The short summary in Norfolk Families of how Stanfield Hall came into Isaac’s ownership may have been an oversimplification – it seems the inheritance had been challenged. Evidence of this was found in newspaper records on TheGenealogist – on 9 March 1850, there was a short piece referring to men named Jermy and Larner gaining entrance to the now empty and tenantless hall and taking possession of it, having previously put forward claims to the estate.
On 2 December 1848, the Illustration London News had revealed that James Blomfield Rush and Isaac Jermy had been involved in a law dispute, Rush had borrowed money from his landlord to buy another farm, but was unable to repay the mortgage and was also in debt to his bankers. I was aware that the parties were landowners and occupiers at a time when the government was in the process of reforming and replacing the ancient system of payment of tithes in kind with monetary payments. I therefore turned to a search of the tithe schedules and maps on TheGenealogist and was able to see that Rush, who was accused of the murders, occupied land that was owned by the elder Isaac Jermy.
James Rush had become the land agent to the family in the Reverend Preston’s time, but despite being loaned money by Isaac Jermy, the two had a difficult relationship. When Isaac took over his inheritance, he decided to advertise the sale of books from the hall’s library in order to fund the refurbishment of his home. This was brought to the attention of the men who later claimed they were the rightful heirs. They believed that Isaac was breaking one of the terms of the original will of the former owner. Rush, meanwhile, was overstretched by his own farming interests. These included arrears on the mortgage for his farm – one he had bought for himself when he was supposed to be buying it for Isaac. He was the prime suspect for the murders, but tried to put the blame on the estate’s claimants by forging incriminating documents. Unfortunately for him, these documents were signed in the name of a claimant who was illiterate, and could not have been the murderer.

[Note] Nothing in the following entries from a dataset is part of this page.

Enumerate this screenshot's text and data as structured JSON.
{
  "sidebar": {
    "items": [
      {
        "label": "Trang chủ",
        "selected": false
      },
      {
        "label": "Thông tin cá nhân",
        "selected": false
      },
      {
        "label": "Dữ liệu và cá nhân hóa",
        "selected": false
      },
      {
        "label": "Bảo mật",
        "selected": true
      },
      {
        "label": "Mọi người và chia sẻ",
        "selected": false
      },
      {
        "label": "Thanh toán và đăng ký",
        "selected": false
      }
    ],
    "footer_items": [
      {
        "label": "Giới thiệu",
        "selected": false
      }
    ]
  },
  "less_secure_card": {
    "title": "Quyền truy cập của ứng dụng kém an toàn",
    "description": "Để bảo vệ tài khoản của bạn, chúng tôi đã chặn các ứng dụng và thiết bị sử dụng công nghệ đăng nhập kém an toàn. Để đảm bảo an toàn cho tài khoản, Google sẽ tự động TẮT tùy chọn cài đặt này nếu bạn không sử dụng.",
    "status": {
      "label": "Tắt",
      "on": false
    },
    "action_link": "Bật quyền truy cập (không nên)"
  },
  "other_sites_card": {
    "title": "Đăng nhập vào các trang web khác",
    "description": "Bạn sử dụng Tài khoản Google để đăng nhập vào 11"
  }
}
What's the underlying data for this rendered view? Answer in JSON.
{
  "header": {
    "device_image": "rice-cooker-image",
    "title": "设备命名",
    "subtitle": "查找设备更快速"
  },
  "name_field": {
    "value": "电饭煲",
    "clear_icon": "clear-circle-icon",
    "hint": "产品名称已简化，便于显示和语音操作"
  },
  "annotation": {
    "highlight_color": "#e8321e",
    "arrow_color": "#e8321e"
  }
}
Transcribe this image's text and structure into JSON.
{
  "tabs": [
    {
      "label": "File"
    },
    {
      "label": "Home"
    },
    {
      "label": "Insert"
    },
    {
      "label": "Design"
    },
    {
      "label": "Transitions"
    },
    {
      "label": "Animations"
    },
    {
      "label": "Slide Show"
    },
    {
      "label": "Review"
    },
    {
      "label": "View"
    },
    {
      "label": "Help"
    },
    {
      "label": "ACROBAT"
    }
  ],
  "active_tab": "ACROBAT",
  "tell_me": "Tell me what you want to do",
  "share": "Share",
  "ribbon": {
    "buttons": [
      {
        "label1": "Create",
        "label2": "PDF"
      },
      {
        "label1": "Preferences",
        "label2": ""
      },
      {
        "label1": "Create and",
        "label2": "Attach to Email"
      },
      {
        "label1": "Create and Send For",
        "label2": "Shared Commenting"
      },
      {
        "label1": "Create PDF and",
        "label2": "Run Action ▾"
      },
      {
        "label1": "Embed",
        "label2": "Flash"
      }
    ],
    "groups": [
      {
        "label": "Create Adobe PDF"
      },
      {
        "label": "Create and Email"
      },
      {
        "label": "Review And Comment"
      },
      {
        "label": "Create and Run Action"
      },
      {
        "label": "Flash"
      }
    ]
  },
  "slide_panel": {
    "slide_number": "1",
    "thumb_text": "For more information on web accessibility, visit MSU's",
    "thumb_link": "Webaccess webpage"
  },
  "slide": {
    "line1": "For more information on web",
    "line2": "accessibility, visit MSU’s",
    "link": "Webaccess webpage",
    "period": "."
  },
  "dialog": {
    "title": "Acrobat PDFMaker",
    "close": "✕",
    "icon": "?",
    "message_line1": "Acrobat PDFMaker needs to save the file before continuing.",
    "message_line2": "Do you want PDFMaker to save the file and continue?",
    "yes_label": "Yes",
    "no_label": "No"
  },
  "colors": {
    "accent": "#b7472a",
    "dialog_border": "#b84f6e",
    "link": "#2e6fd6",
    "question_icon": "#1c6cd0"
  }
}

Rush had carried out the shootings of both Isaac Jermy senior and his son whilst in disguise, aiming to conceal his involvement in the crime. A servant he had wounded, however, recognised his bearing and gave evidence to the court to this effect. At trial, the nefarious farmer was convicted after a very short deliberation by the jury, and sentenced to death. James Blomfield Rush’s public execution was carried out in front of Norwich Castle on 14 April 1849. TheGenealogist has lots of records relating to this family. These include the last will of the unfortunate late Recorder of Nowich, Isaac Jermy, in the Prerogative Court of Canterbury wills section. From reading the document we can see that he had intended his son, Isaac Jermy Jermy, to inherit his estate. Instead the Dictionary of National Biography, also on TheGenealogist, shows that Isaac Jermy Jermy’s daughter Sophia Henrietta ended up inheriting Stanfield Hall. When she married Captain Reginald Gwyn, the hall and estate passed into his family. TheGenealogist has a whole host of different record collections ranging from parish, landowner and occupier records, newspapers and magazines, to the digitised books of nobility and gentry. These have all helped reveal the story of the murders at Stanfield Hall.